Lockport Union-Sun & Journal Online

April 2, 2014

Vigil targets drones as 107th starts new mission

By Justin Sondel justin.sondel@lockportjournal.com
Lockport Union-Sun & Journal

Lockport Union-Sun & Journal — TOWN OF NIAGARA — The 107th Airlift Wing began its new mission Tuesday, drawing the attention of peace activists who held a vigil outside the Niagara Falls Air Reserve Station to voice their opposition to the operation of armed unmanned aircraft.

Charley Bowman, who attended the vigil with the Western New York Peace Center, stood outside the airbase holding a sign evoking Dr. Martin Luther King Jr. in his opposition to the use of armed unmanned aircrafts, commonly referred to as drones.

Bowman said the use of drones in missions where people are killed denies the right to due process and amounts to the execution of people perceived to be enemies of the United States without a trial.

“It removes people’s right to access to the courts,” he said.

Bowman said that the use of the drones creates hatred for America around the world.

“I can’t think of another tool to create more hatred toward the United States than drones,” he said.

The new mission, the result of efforts by the Niagara Falls Military Affairs Council and federal legislators, will help to ensure that the base — which has been considered a candidate to be shut down by the Defense Base Closure and Realignment Commission over the years — remains open.

The base, which houses two divisions, employs more than 3,000 military and civilian personnel and accounts for an estimated $88 million in payroll.

Bowman, a retired biologist and former director of the Western New York Peace Center, said with two conflicts coming to an end, base closures are going to have to happen eventually.

“We’re puzzled why we have to increase this capacity as the wars are winding down,” he said.

Victoria Ross of the Peace Education Project was also outside the airbase Tuesday.

A certified social worker, she said that in addition to the lack of due process involved with some drone missions, the soldiers operating the unmanned aircrafts can face a greater risk of Post Traumatic Stress Disorder, as the experience of being involved in an ongoing conflict while at home can be jarring for soldiers.

“It’s a higher rate of PTSD than boots on the ground,” she said.

Ross said the close-up view that operators have of the people they are targeting, and the graphic and clear view they have of the actual strike, can be key factors in causing PTSD despite the often great distance between the soldiers and the battlefields.

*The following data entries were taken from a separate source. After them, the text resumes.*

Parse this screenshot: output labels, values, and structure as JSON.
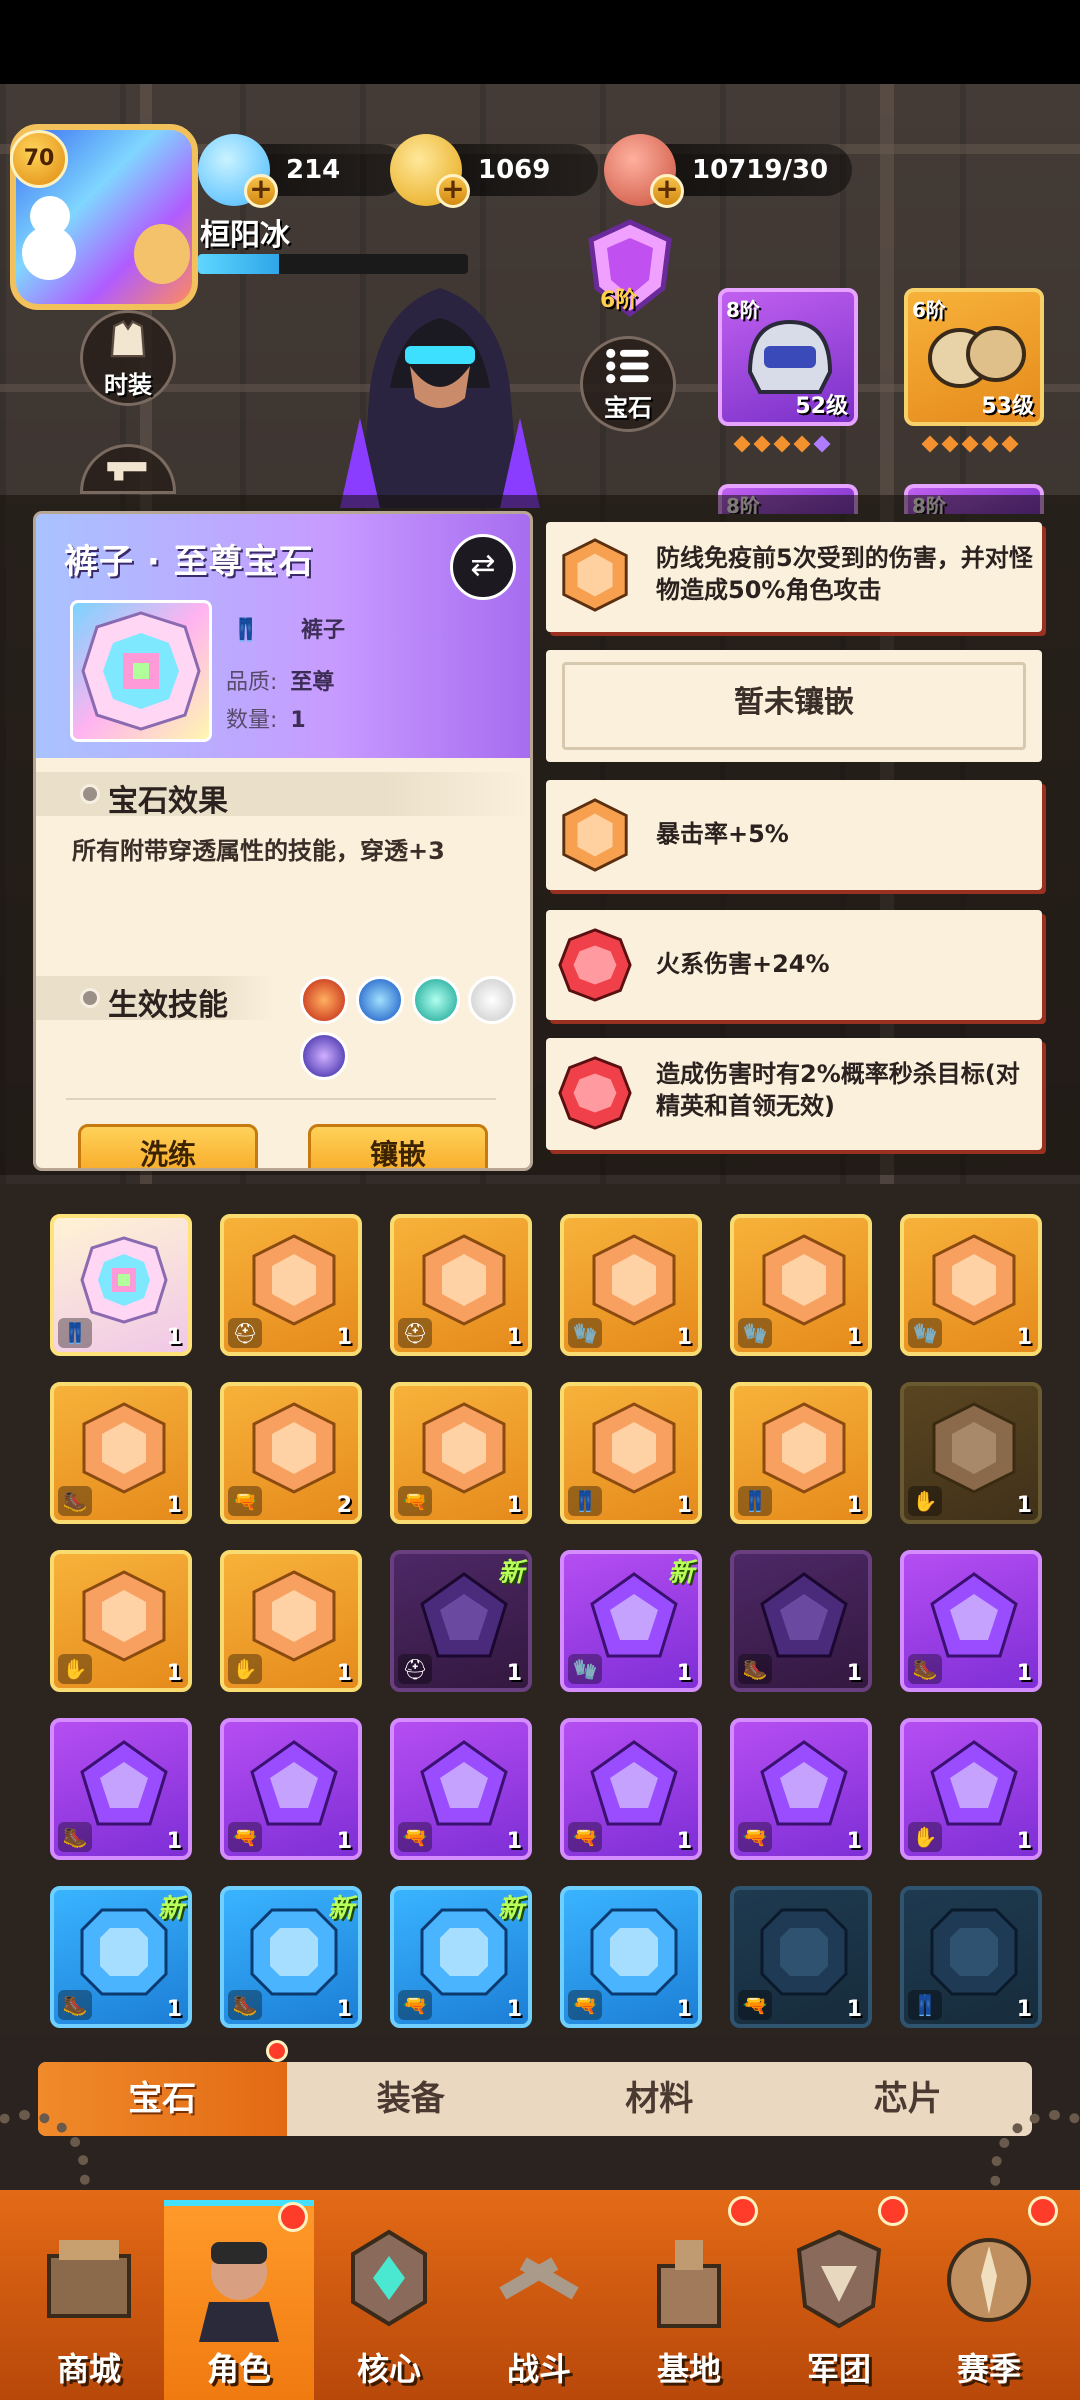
{
  "resources": {
    "gems": "214",
    "coins": "1069",
    "stamina": "10719/30"
  },
  "player": {
    "level": "70",
    "name": "桓阳冰",
    "xp_fraction": 0.3
  },
  "side_buttons": {
    "costume": "时装",
    "gem": "宝石"
  },
  "rank_badge": "6阶",
  "equipment": [
    {
      "tier": "8阶",
      "level": "52级",
      "pips": 5
    },
    {
      "tier": "6阶",
      "level": "53级",
      "pips": 5
    },
    {
      "tier": "8阶",
      "level": "",
      "pips": 0
    },
    {
      "tier": "8阶",
      "level": "",
      "pips": 0
    }
  ],
  "popup": {
    "title": "裤子 · 至尊宝石",
    "slot_label": "裤子",
    "quality_label": "品质:",
    "quality_value": "至尊",
    "quantity_label": "数量:",
    "quantity_value": "1",
    "effect_header": "宝石效果",
    "effect_desc": "所有附带穿透属性的技能，穿透+3",
    "skills_header": "生效技能",
    "refine_button": "洗练",
    "inlay_button": "镶嵌"
  },
  "sockets": [
    {
      "text": "防线免疫前5次受到的伤害，并对怪物造成50%角色攻击",
      "color": "orange"
    },
    {
      "text": "暂未镶嵌",
      "color": "empty"
    },
    {
      "text": "暴击率+5%",
      "color": "orange"
    },
    {
      "text": "火系伤害+24%",
      "color": "red"
    },
    {
      "text": "造成伤害时有2%概率秒杀目标(对精英和首领无效)",
      "color": "red"
    }
  ],
  "inventory": {
    "new_label": "新",
    "rows": [
      [
        {
          "c": "rainbow",
          "n": "1",
          "t": "pants",
          "new": false
        },
        {
          "c": "orange",
          "n": "1",
          "t": "helmet",
          "new": false
        },
        {
          "c": "orange",
          "n": "1",
          "t": "helmet",
          "new": false
        },
        {
          "c": "orange",
          "n": "1",
          "t": "glove",
          "new": false
        },
        {
          "c": "orange",
          "n": "1",
          "t": "glove",
          "new": false
        },
        {
          "c": "orange",
          "n": "1",
          "t": "glove",
          "new": false
        }
      ],
      [
        {
          "c": "orange",
          "n": "1",
          "t": "boot",
          "new": false
        },
        {
          "c": "orange",
          "n": "2",
          "t": "gun",
          "new": false
        },
        {
          "c": "orange",
          "n": "1",
          "t": "gun",
          "new": false
        },
        {
          "c": "orange",
          "n": "1",
          "t": "pants",
          "new": false
        },
        {
          "c": "orange",
          "n": "1",
          "t": "pants",
          "new": false
        },
        {
          "c": "orange-dim",
          "n": "1",
          "t": "hand",
          "new": false
        }
      ],
      [
        {
          "c": "orange",
          "n": "1",
          "t": "hand",
          "new": false
        },
        {
          "c": "orange",
          "n": "1",
          "t": "hand",
          "new": false
        },
        {
          "c": "purple-dim",
          "n": "1",
          "t": "helmet",
          "new": true
        },
        {
          "c": "purple",
          "n": "1",
          "t": "glove",
          "new": true
        },
        {
          "c": "purple-dim",
          "n": "1",
          "t": "boot",
          "new": false
        },
        {
          "c": "purple",
          "n": "1",
          "t": "boot",
          "new": false
        }
      ],
      [
        {
          "c": "purple",
          "n": "1",
          "t": "boot",
          "new": false
        },
        {
          "c": "purple",
          "n": "1",
          "t": "gun",
          "new": false
        },
        {
          "c": "purple",
          "n": "1",
          "t": "gun",
          "new": false
        },
        {
          "c": "purple",
          "n": "1",
          "t": "gun",
          "new": false
        },
        {
          "c": "purple",
          "n": "1",
          "t": "gun",
          "new": false
        },
        {
          "c": "purple",
          "n": "1",
          "t": "hand",
          "new": false
        }
      ],
      [
        {
          "c": "blue",
          "n": "1",
          "t": "boot",
          "new": true
        },
        {
          "c": "blue",
          "n": "1",
          "t": "boot",
          "new": true
        },
        {
          "c": "blue",
          "n": "1",
          "t": "gun",
          "new": true
        },
        {
          "c": "blue",
          "n": "1",
          "t": "gun",
          "new": false
        },
        {
          "c": "blue-dim",
          "n": "1",
          "t": "gun",
          "new": false
        },
        {
          "c": "blue-dim",
          "n": "1",
          "t": "pants",
          "new": false
        }
      ]
    ]
  },
  "tabs": [
    "宝石",
    "装备",
    "材料",
    "芯片"
  ],
  "nav": [
    {
      "label": "商城",
      "alert": false
    },
    {
      "label": "角色",
      "alert": true
    },
    {
      "label": "核心",
      "alert": false
    },
    {
      "label": "战斗",
      "alert": false
    },
    {
      "label": "基地",
      "alert": true
    },
    {
      "label": "军团",
      "alert": true
    },
    {
      "label": "赛季",
      "alert": true
    }
  ],
  "colors": {
    "accent_orange": "#f08a2a",
    "gold_frame": "#f4d86a",
    "purple_frame": "#d58cff",
    "blue_frame": "#6fd0ff",
    "panel_bg": "#fbf0dc"
  }
}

“It’s just a very problematic direction to go in,” Ross said.

Contact reporter Justin Sondel at 282-2311, ext. 2257